(MATERIAL SUPPLIED)

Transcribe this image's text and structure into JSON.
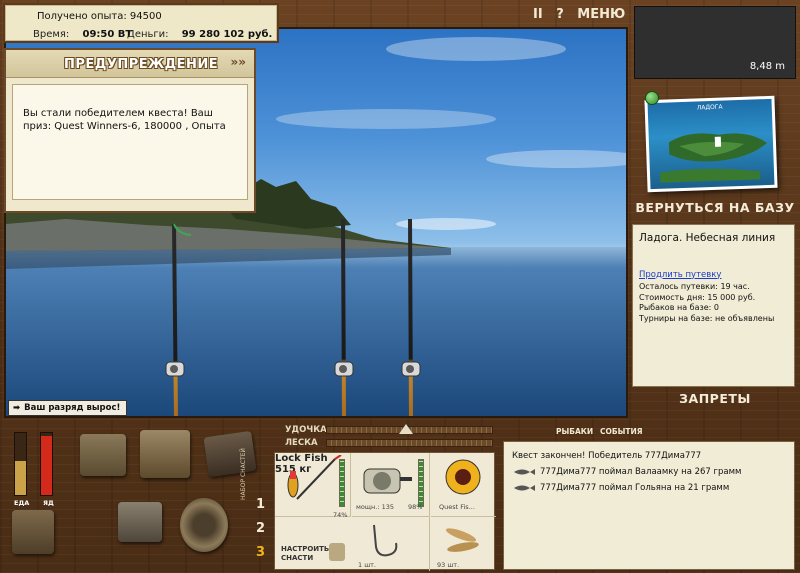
{
  "stats": {
    "experience_text": "Получено опыта: 94500",
    "time_label": "Время:",
    "time_value": "09:50 ВТ",
    "money_label": "Деньги:",
    "money_value": "99 280 102 руб."
  },
  "warning": {
    "title": "ПРЕДУПРЕЖДЕНИЕ",
    "arrows": "»»",
    "message": "Вы стали победителем квеста! Ваш приз: Quest Winners-6, 180000 , Опыта"
  },
  "top_controls": {
    "pause": "II",
    "help": "?",
    "menu": "МЕНЮ"
  },
  "depth": {
    "value": "8,48 m"
  },
  "map_card": {
    "caption": "ЛАДОГА"
  },
  "sidebar": {
    "back_to_base": "ВЕРНУТЬСЯ НА БАЗУ",
    "location_name": "Ладога. Небесная линия",
    "extend_link": "Продлить путевку",
    "remaining": "Осталось путевки: 19 час.",
    "day_cost": "Стоимость дня: 15 000 руб.",
    "anglers": "Рыбаков на базе: 0",
    "tournaments": "Турниры на базе: не объявлены",
    "bans": "ЗАПРЕТЫ"
  },
  "rank_banner": "Ваш разряд вырос!",
  "tension": {
    "rod_label": "УДОЧКА",
    "line_label": "ЛЕСКА"
  },
  "tabs": {
    "anglers": "РЫБАКИ",
    "events": "СОБЫТИЯ"
  },
  "gauges": {
    "food_label": "ЕДА",
    "poison_label": "ЯД",
    "food_level": 0.55,
    "poison_level": 0.95,
    "food_color": "#c9a24a",
    "poison_color": "#d42a1c"
  },
  "sets": {
    "one": "1",
    "two": "2",
    "three": "3",
    "label": "НАБОР СНАСТЕЙ"
  },
  "tackle": {
    "rod_name": "Lock Fish",
    "rod_weight": "515 кг",
    "rod_percent": "74%",
    "reel_power": "мощн.: 135",
    "reel_percent": "98%",
    "line_name": "Quest Fis...",
    "configure_label": "НАСТРОИТЬ СНАСТИ",
    "hook_count": "1 шт.",
    "bait_count": "93 шт."
  },
  "events": [
    "Квест закончен! Победитель 777Дима777",
    "777Дима777 поймал Валаамку на 267 грамм",
    "777Дима777 поймал Гольяна на 21 грамм"
  ]
}
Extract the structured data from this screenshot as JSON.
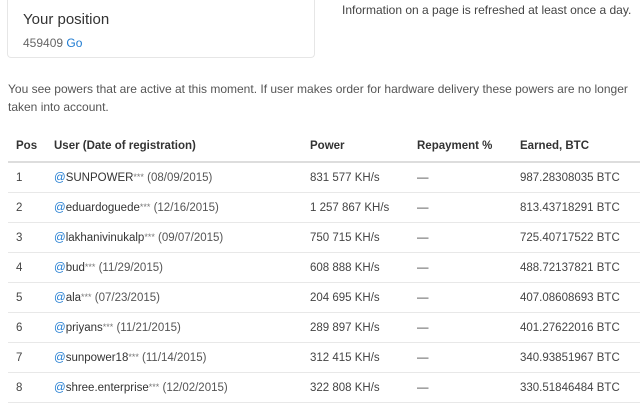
{
  "position": {
    "title": "Your position",
    "value": "459409",
    "go_label": "Go"
  },
  "refresh_note": "Information on a page is refreshed at least once a day.",
  "notice": "You see powers that are active at this moment. If user makes order for hardware delivery these powers are no longer taken into account.",
  "table": {
    "headers": {
      "pos": "Pos",
      "user": "User (Date of registration)",
      "power": "Power",
      "repayment": "Repayment %",
      "earned": "Earned, BTC"
    },
    "rows": [
      {
        "pos": "1",
        "at": "@",
        "user": "SUNPOWER",
        "stars": "***",
        "date": " (08/09/2015)",
        "power": "831 577 KH/s",
        "repayment": "—",
        "earned": "987.28308035 BTC"
      },
      {
        "pos": "2",
        "at": "@",
        "user": "eduardoguede",
        "stars": "***",
        "date": " (12/16/2015)",
        "power": "1 257 867 KH/s",
        "repayment": "—",
        "earned": "813.43718291 BTC"
      },
      {
        "pos": "3",
        "at": "@",
        "user": "lakhanivinukalp",
        "stars": "***",
        "date": " (09/07/2015)",
        "power": "750 715 KH/s",
        "repayment": "—",
        "earned": "725.40717522 BTC"
      },
      {
        "pos": "4",
        "at": "@",
        "user": "bud",
        "stars": "***",
        "date": " (11/29/2015)",
        "power": "608 888 KH/s",
        "repayment": "—",
        "earned": "488.72137821 BTC"
      },
      {
        "pos": "5",
        "at": "@",
        "user": "ala",
        "stars": "***",
        "date": " (07/23/2015)",
        "power": "204 695 KH/s",
        "repayment": "—",
        "earned": "407.08608693 BTC"
      },
      {
        "pos": "6",
        "at": "@",
        "user": "priyans",
        "stars": "***",
        "date": " (11/21/2015)",
        "power": "289 897 KH/s",
        "repayment": "—",
        "earned": "401.27622016 BTC"
      },
      {
        "pos": "7",
        "at": "@",
        "user": "sunpower18",
        "stars": "***",
        "date": " (11/14/2015)",
        "power": "312 415 KH/s",
        "repayment": "—",
        "earned": "340.93851967 BTC"
      },
      {
        "pos": "8",
        "at": "@",
        "user": "shree.enterprise",
        "stars": "***",
        "date": " (12/02/2015)",
        "power": "322 808 KH/s",
        "repayment": "—",
        "earned": "330.51846484 BTC"
      }
    ]
  },
  "colors": {
    "link": "#1f7bd1",
    "text": "#333333",
    "border": "#dddddd"
  }
}
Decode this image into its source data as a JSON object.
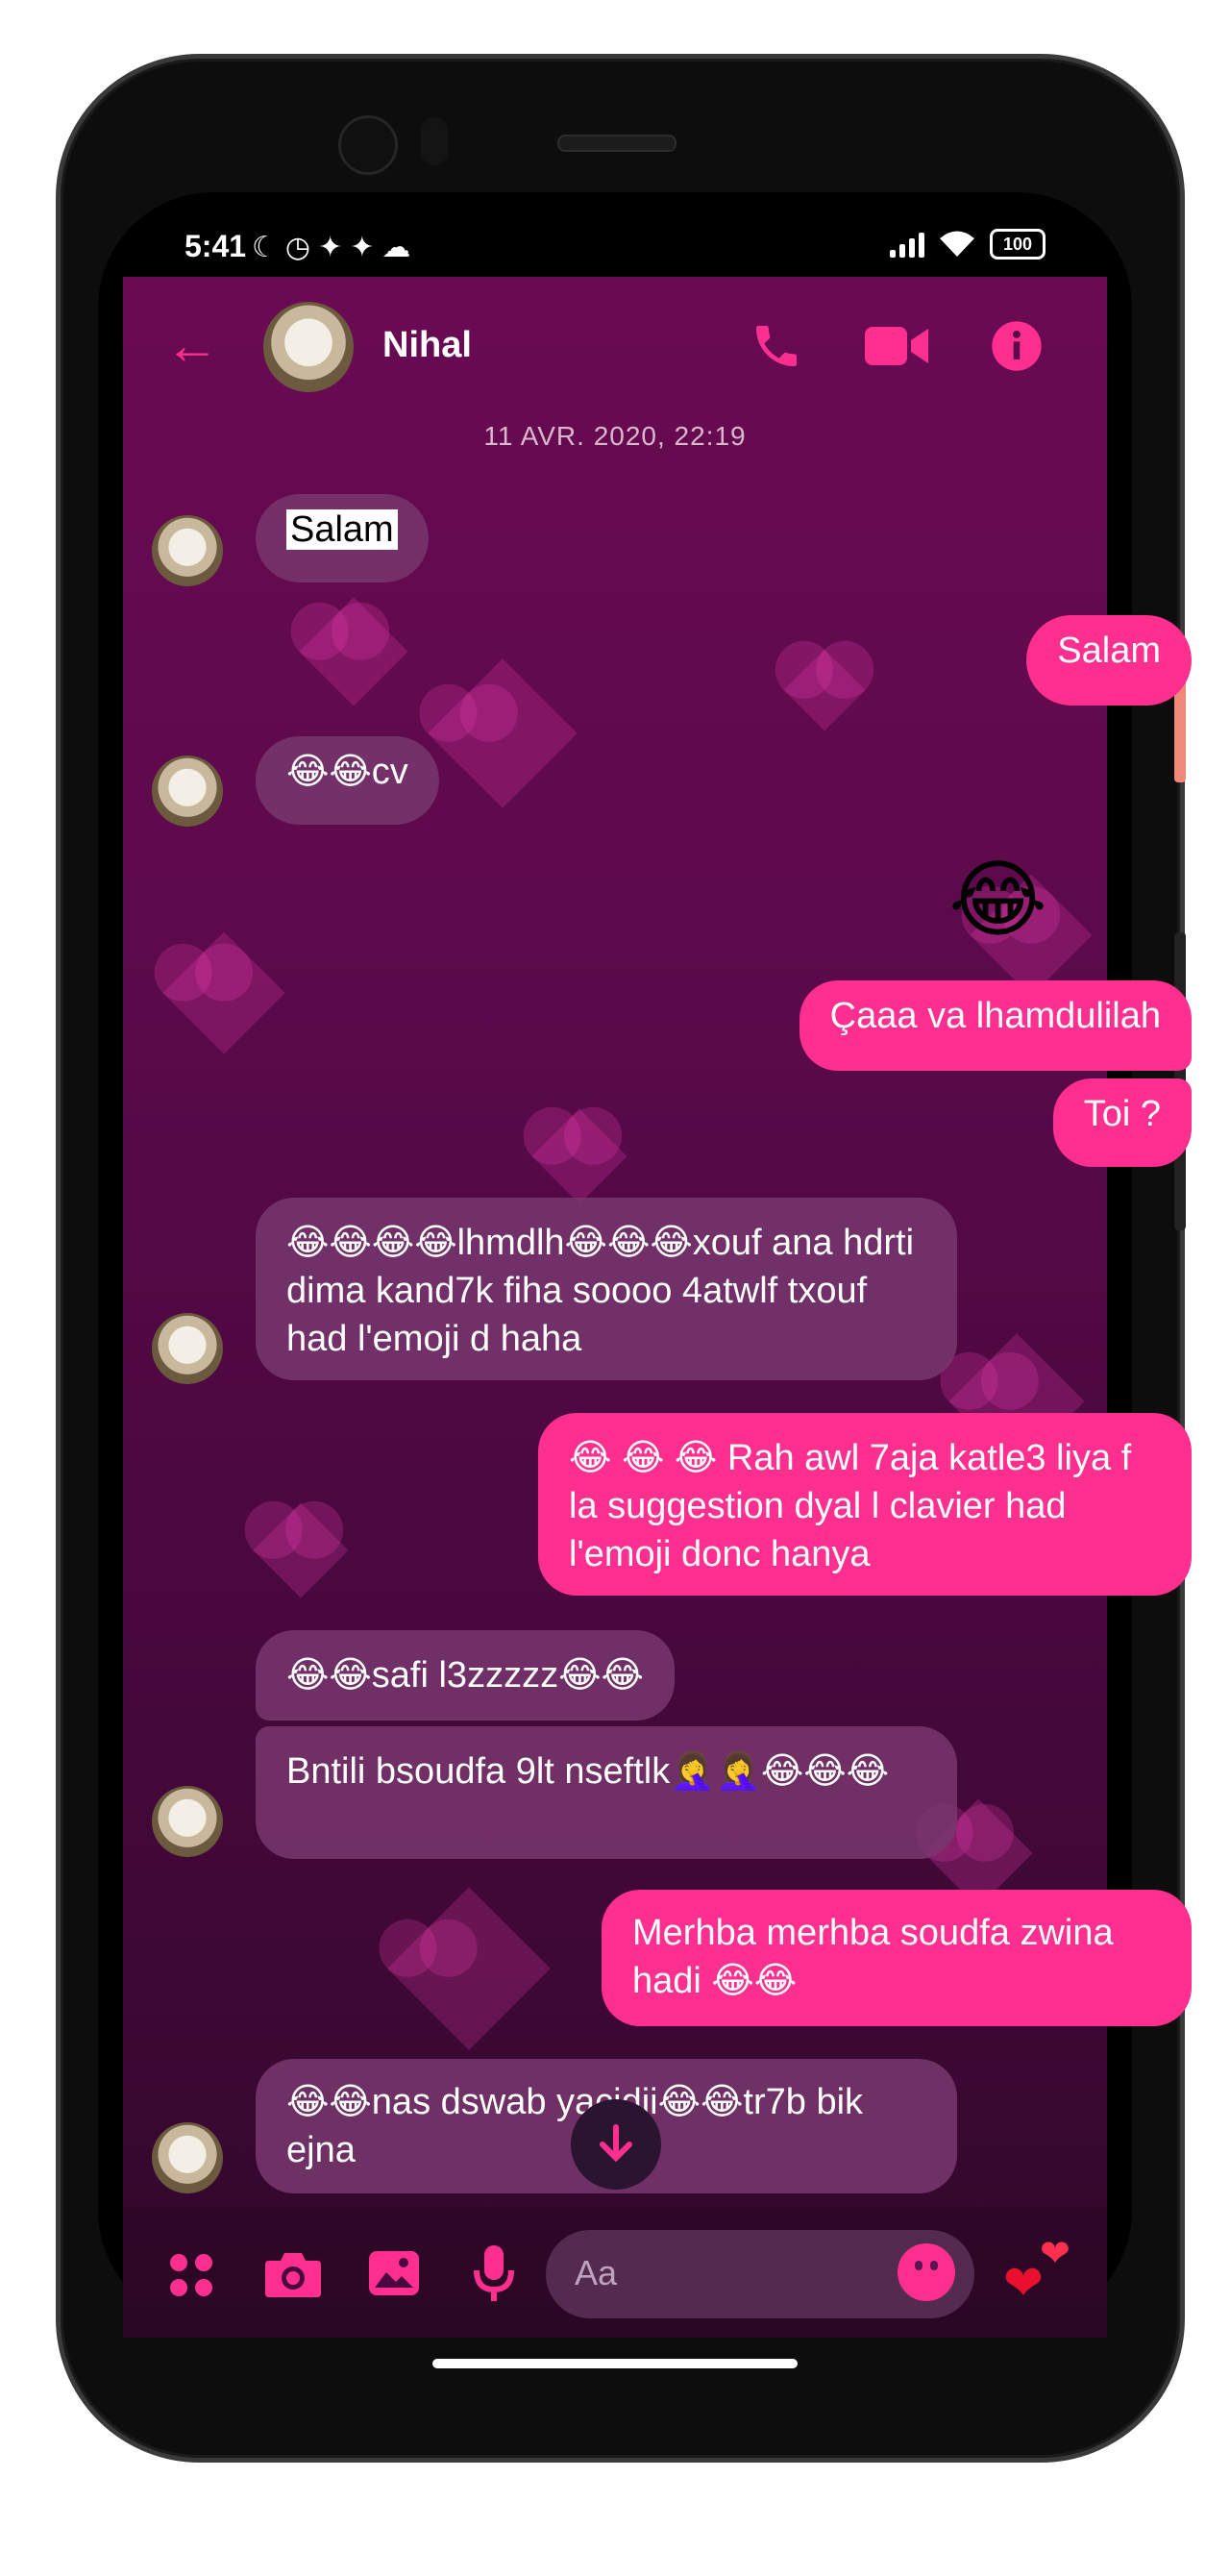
{
  "status": {
    "time": "5:41",
    "battery": "100",
    "icons": [
      "moon-icon",
      "alarm-icon",
      "twitter-icon",
      "twitter-icon",
      "snapchat-icon"
    ]
  },
  "header": {
    "name": "Nihal",
    "back": "←",
    "call": "☎",
    "video": "■",
    "info": "i"
  },
  "timestamp": "11 AVR. 2020, 22:19",
  "messages": {
    "m1": "Salam",
    "m2": "Salam",
    "m3": "😂😂cv",
    "m4": "😂",
    "m5": "Çaaa va lhamdulilah",
    "m6": "Toi ?",
    "m7": "😂😂😂😂lhmdlh😂😂😂xouf ana hdrti dima kand7k fiha soooo 4atwlf txouf had l'emoji d haha",
    "m8": "😂 😂 😂 Rah awl 7aja katle3 liya f la suggestion dyal l clavier had l'emoji donc hanya",
    "m9": "😂😂safi l3zzzzz😂😂",
    "m10": "Bntili bsoudfa 9lt nseftlk🤦‍♀️🤦‍♀️😂😂😂",
    "m11": "Merhba merhba soudfa zwina hadi 😂😂",
    "m12": "😂😂nas dswab yacidii😂😂tr7b bik ejna"
  },
  "composer": {
    "placeholder": "Aa",
    "like": "❤"
  },
  "colors": {
    "accent": "#ff2f8f",
    "background": "#5d0a4c",
    "received_bubble": "#78376e"
  }
}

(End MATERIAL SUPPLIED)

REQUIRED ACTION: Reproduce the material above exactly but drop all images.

RESULT FOR THIS EXERCISE:
Transcribe this image's text and structure into JSON.
{
  "stats": {
    "experience_text": "Получено опыта: 94500",
    "time_label": "Время:",
    "time_value": "09:50 ВТ",
    "money_label": "Деньги:",
    "money_value": "99 280 102 руб."
  },
  "warning": {
    "title": "ПРЕДУПРЕЖДЕНИЕ",
    "arrows": "»»",
    "message": "Вы стали победителем квеста! Ваш приз: Quest Winners-6, 180000 , Опыта"
  },
  "top_controls": {
    "pause": "II",
    "help": "?",
    "menu": "МЕНЮ"
  },
  "depth": {
    "value": "8,48 m"
  },
  "map_card": {
    "caption": "ЛАДОГА"
  },
  "sidebar": {
    "back_to_base": "ВЕРНУТЬСЯ НА БАЗУ",
    "location_name": "Ладога. Небесная линия",
    "extend_link": "Продлить путевку",
    "remaining": "Осталось путевки: 19 час.",
    "day_cost": "Стоимость дня: 15 000 руб.",
    "anglers": "Рыбаков на базе: 0",
    "tournaments": "Турниры на базе: не объявлены",
    "bans": "ЗАПРЕТЫ"
  },
  "rank_banner": "Ваш разряд вырос!",
  "tension": {
    "rod_label": "УДОЧКА",
    "line_label": "ЛЕСКА"
  },
  "tabs": {
    "anglers": "РЫБАКИ",
    "events": "СОБЫТИЯ"
  },
  "gauges": {
    "food_label": "ЕДА",
    "poison_label": "ЯД",
    "food_level": 0.55,
    "poison_level": 0.95,
    "food_color": "#c9a24a",
    "poison_color": "#d42a1c"
  },
  "sets": {
    "one": "1",
    "two": "2",
    "three": "3",
    "label": "НАБОР СНАСТЕЙ"
  },
  "tackle": {
    "rod_name": "Lock Fish",
    "rod_weight": "515 кг",
    "rod_percent": "74%",
    "reel_power": "мощн.: 135",
    "reel_percent": "98%",
    "line_name": "Quest Fis...",
    "configure_label": "НАСТРОИТЬ СНАСТИ",
    "hook_count": "1 шт.",
    "bait_count": "93 шт."
  },
  "events": [
    "Квест закончен! Победитель 777Дима777",
    "777Дима777 поймал Валаамку на 267 грамм",
    "777Дима777 поймал Гольяна на 21 грамм"
  ]
}
Extract the structured data from this screenshot as JSON.
{
  "position": {
    "title": "Your position",
    "value": "459409",
    "go_label": "Go"
  },
  "refresh_note": "Information on a page is refreshed at least once a day.",
  "notice": "You see powers that are active at this moment. If user makes order for hardware delivery these powers are no longer taken into account.",
  "table": {
    "headers": {
      "pos": "Pos",
      "user": "User (Date of registration)",
      "power": "Power",
      "repayment": "Repayment %",
      "earned": "Earned, BTC"
    },
    "rows": [
      {
        "pos": "1",
        "at": "@",
        "user": "SUNPOWER",
        "stars": "***",
        "date": " (08/09/2015)",
        "power": "831 577 KH/s",
        "repayment": "—",
        "earned": "987.28308035 BTC"
      },
      {
        "pos": "2",
        "at": "@",
        "user": "eduardoguede",
        "stars": "***",
        "date": " (12/16/2015)",
        "power": "1 257 867 KH/s",
        "repayment": "—",
        "earned": "813.43718291 BTC"
      },
      {
        "pos": "3",
        "at": "@",
        "user": "lakhanivinukalp",
        "stars": "***",
        "date": " (09/07/2015)",
        "power": "750 715 KH/s",
        "repayment": "—",
        "earned": "725.40717522 BTC"
      },
      {
        "pos": "4",
        "at": "@",
        "user": "bud",
        "stars": "***",
        "date": " (11/29/2015)",
        "power": "608 888 KH/s",
        "repayment": "—",
        "earned": "488.72137821 BTC"
      },
      {
        "pos": "5",
        "at": "@",
        "user": "ala",
        "stars": "***",
        "date": " (07/23/2015)",
        "power": "204 695 KH/s",
        "repayment": "—",
        "earned": "407.08608693 BTC"
      },
      {
        "pos": "6",
        "at": "@",
        "user": "priyans",
        "stars": "***",
        "date": " (11/21/2015)",
        "power": "289 897 KH/s",
        "repayment": "—",
        "earned": "401.27622016 BTC"
      },
      {
        "pos": "7",
        "at": "@",
        "user": "sunpower18",
        "stars": "***",
        "date": " (11/14/2015)",
        "power": "312 415 KH/s",
        "repayment": "—",
        "earned": "340.93851967 BTC"
      },
      {
        "pos": "8",
        "at": "@",
        "user": "shree.enterprise",
        "stars": "***",
        "date": " (12/02/2015)",
        "power": "322 808 KH/s",
        "repayment": "—",
        "earned": "330.51846484 BTC"
      }
    ]
  },
  "colors": {
    "link": "#1f7bd1",
    "text": "#333333",
    "border": "#dddddd"
  }
}
Decode this image into its source data as a JSON object.
{
  "status": {
    "time": "5:41",
    "battery": "100",
    "icons": [
      "moon-icon",
      "alarm-icon",
      "twitter-icon",
      "twitter-icon",
      "snapchat-icon"
    ]
  },
  "header": {
    "name": "Nihal",
    "back": "←",
    "call": "☎",
    "video": "■",
    "info": "i"
  },
  "timestamp": "11 AVR. 2020, 22:19",
  "messages": {
    "m1": "Salam",
    "m2": "Salam",
    "m3": "😂😂cv",
    "m4": "😂",
    "m5": "Çaaa va lhamdulilah",
    "m6": "Toi ?",
    "m7": "😂😂😂😂lhmdlh😂😂😂xouf ana hdrti dima kand7k fiha soooo 4atwlf txouf had l'emoji d haha",
    "m8": "😂 😂 😂 Rah awl 7aja katle3 liya f la suggestion dyal l clavier had l'emoji donc hanya",
    "m9": "😂😂safi l3zzzzz😂😂",
    "m10": "Bntili bsoudfa 9lt nseftlk🤦‍♀️🤦‍♀️😂😂😂",
    "m11": "Merhba merhba soudfa zwina hadi 😂😂",
    "m12": "😂😂nas dswab yacidii😂😂tr7b bik ejna"
  },
  "composer": {
    "placeholder": "Aa",
    "like": "❤"
  },
  "colors": {
    "accent": "#ff2f8f",
    "background": "#5d0a4c",
    "received_bubble": "#78376e"
  }
}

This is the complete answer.